The event was for the group’s 60 OppNet Fellows, high school students selected after a lengthy application process to get two years of weekly workshops and college guidance.
“All the things that I may have taken for granted in terms of what I was exposed to in terms of career content, professional etiquette, and networks — they need to learn to maximize their career search,” said Jessica Pliska, the organization’s founding director.
For the most part, the Opportunity Network has focused its efforts on high-performing students whose strong academic skills meant that a lack of relationships might be all that would stand between them and success after college.
“Even the highest-performing kids in high school in New York City are not getting the preparation they need,” Pliska told GothamSchools earlier this year. ”The experience and the knowledge and skills are not sufficient — the networks piece is the secret sauce.”
But the group also offers eight-week workshops and a “Career Fluency” curriculum that schools can incorporate into their existing programs. And Pliska said work has been underway since last year to lay groundwork for expanding the programming to a broader array of students and different points during high school.

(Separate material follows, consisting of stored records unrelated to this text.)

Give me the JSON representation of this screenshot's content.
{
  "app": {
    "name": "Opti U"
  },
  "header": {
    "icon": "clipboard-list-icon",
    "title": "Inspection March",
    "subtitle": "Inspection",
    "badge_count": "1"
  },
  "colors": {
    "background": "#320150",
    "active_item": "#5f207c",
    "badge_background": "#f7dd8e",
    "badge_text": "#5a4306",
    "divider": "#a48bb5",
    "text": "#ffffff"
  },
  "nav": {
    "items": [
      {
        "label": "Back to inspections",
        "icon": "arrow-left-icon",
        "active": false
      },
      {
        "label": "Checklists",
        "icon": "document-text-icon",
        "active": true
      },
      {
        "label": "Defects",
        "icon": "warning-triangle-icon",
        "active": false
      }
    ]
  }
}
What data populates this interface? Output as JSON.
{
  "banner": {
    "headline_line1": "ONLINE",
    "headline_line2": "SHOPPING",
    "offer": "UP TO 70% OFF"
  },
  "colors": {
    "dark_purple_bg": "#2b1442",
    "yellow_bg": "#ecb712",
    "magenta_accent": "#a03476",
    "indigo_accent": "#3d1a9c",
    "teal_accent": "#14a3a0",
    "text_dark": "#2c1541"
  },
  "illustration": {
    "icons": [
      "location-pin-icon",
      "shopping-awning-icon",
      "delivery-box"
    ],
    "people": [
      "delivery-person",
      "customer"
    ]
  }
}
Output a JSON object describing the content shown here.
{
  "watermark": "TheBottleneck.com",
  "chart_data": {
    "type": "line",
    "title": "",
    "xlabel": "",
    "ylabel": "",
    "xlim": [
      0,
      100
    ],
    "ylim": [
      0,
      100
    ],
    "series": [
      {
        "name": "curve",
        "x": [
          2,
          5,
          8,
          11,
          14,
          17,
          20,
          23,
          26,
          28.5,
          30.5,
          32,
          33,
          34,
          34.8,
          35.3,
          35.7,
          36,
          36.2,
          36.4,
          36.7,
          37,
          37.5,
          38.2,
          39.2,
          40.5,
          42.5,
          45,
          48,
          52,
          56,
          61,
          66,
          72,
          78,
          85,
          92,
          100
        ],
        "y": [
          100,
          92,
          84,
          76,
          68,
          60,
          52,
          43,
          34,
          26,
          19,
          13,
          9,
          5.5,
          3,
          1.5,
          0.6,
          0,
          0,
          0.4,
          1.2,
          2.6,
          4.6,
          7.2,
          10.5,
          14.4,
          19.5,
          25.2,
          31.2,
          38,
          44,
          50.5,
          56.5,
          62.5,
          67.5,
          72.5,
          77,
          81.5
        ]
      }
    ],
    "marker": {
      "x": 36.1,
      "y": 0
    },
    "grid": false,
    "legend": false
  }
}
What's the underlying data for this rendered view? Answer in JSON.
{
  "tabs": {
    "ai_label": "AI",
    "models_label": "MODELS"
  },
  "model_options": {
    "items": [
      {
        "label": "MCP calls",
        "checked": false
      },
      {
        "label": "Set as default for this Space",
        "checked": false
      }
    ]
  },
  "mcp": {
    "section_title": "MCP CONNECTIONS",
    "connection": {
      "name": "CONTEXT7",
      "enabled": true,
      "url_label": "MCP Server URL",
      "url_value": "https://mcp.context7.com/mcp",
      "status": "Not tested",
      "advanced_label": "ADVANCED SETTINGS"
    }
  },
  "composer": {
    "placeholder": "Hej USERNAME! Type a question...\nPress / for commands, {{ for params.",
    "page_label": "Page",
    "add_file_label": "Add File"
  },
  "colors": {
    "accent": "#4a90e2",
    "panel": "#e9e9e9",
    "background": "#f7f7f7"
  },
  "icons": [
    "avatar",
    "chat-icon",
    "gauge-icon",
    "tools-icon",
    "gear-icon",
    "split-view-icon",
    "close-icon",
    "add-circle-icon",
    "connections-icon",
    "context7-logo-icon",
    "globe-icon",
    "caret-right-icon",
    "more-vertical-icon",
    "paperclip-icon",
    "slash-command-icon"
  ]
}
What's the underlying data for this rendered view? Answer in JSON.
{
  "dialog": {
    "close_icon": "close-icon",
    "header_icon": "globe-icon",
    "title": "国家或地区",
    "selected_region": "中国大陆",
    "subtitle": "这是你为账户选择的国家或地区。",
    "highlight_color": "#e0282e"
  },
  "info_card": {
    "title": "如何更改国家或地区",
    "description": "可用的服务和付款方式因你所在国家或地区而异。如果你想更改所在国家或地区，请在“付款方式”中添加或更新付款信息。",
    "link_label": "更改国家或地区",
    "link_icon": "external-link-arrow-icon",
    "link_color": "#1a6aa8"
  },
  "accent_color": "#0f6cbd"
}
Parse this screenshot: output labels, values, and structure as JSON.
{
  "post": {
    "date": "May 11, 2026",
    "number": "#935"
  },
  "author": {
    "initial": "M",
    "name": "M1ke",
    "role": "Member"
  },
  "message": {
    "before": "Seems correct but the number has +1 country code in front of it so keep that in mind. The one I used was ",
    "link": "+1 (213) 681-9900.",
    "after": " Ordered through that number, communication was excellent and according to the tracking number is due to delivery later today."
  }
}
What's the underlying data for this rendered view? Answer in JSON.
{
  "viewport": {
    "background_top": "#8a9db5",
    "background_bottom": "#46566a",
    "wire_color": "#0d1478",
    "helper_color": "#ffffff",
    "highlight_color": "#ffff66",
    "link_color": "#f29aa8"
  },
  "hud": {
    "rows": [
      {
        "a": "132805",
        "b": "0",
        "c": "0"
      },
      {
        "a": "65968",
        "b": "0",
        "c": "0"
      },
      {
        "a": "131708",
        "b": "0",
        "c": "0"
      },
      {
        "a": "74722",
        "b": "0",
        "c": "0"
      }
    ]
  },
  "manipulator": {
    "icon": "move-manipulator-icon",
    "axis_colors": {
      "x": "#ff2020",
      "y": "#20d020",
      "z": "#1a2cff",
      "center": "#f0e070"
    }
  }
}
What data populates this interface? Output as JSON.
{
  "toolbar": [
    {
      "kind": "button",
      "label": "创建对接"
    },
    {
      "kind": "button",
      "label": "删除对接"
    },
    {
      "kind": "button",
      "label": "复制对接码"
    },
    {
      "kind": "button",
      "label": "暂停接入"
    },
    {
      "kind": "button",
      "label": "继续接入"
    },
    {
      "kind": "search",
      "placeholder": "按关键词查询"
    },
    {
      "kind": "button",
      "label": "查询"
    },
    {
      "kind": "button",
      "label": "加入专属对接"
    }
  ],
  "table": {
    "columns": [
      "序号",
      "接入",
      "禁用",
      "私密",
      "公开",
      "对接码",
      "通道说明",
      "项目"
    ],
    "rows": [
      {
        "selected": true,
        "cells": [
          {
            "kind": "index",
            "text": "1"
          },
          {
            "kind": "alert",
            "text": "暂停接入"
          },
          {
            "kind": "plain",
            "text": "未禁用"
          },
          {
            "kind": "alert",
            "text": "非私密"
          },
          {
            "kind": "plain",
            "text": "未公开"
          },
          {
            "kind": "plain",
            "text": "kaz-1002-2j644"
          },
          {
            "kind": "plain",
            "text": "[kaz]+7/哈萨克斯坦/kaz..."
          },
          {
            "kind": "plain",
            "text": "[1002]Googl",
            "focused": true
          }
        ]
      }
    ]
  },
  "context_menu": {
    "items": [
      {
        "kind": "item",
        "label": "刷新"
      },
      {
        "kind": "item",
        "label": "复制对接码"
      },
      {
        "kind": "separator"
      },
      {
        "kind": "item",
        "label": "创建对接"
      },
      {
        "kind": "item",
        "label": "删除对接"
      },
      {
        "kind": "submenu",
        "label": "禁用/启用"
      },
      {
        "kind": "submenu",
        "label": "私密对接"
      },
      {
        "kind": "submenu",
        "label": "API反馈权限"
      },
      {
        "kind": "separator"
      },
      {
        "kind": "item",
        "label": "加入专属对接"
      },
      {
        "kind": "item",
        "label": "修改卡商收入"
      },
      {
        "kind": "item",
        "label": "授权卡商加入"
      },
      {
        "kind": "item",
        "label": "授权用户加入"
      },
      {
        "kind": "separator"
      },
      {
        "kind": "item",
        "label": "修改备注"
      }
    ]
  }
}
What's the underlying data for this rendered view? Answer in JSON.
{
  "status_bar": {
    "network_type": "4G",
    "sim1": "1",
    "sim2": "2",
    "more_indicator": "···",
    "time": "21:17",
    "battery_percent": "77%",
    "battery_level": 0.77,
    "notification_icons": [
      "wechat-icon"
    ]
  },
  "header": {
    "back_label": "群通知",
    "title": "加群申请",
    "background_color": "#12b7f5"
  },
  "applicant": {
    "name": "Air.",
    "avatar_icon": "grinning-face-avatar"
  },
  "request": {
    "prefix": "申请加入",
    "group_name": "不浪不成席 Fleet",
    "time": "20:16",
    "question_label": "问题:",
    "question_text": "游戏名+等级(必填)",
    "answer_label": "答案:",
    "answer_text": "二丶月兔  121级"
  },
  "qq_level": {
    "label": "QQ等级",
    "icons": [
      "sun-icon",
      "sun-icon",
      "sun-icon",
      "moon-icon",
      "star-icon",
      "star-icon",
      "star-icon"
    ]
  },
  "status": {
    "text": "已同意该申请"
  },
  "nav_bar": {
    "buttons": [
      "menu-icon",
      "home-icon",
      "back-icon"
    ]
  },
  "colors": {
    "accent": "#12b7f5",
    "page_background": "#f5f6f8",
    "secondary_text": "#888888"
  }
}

The Opportunity Network worked with the I Have A Dream Foundation, which sponsors groups of low-income students on their path toward college, to develop programs in three schools: the high schools operated by the Achievement First and Democracy Prep charter networks, and Washington Heights Expeditionary Learning School, whose focus on college has won accolades from top Department of Education officials.
At those schools, Opportunity Network worked with students who Pliska said were “not necessarily at the top of their class” to give them the study habits and professional behaviors that they will need in college and in the workplace. For Democracy Prep, the group developed online “webinars” about interviewing, goal-setting, and professional etiquette that could be used in other schools in the future, Pliska said.
Students who participate in the organization’s flagship program say they can already imagine how last week’s networking — which drew volunteers a wide array of professions, including medicine, finance, and fashion — could be helpful to them in the future.
“I kind of think of it as a tease,” said Mariely Garcia, who attends the Richard R. Green High School of Teaching in Manhattan and who learned last week that she had been awarded a full scholarship to Bowdoin College in Maine.
“You meet these professionals, and they tell you about themselves and you tell them about yourself, and if you really build a connection within those two minutes, the idea [is] that you go out and reach out to them and then have an even stronger connection.”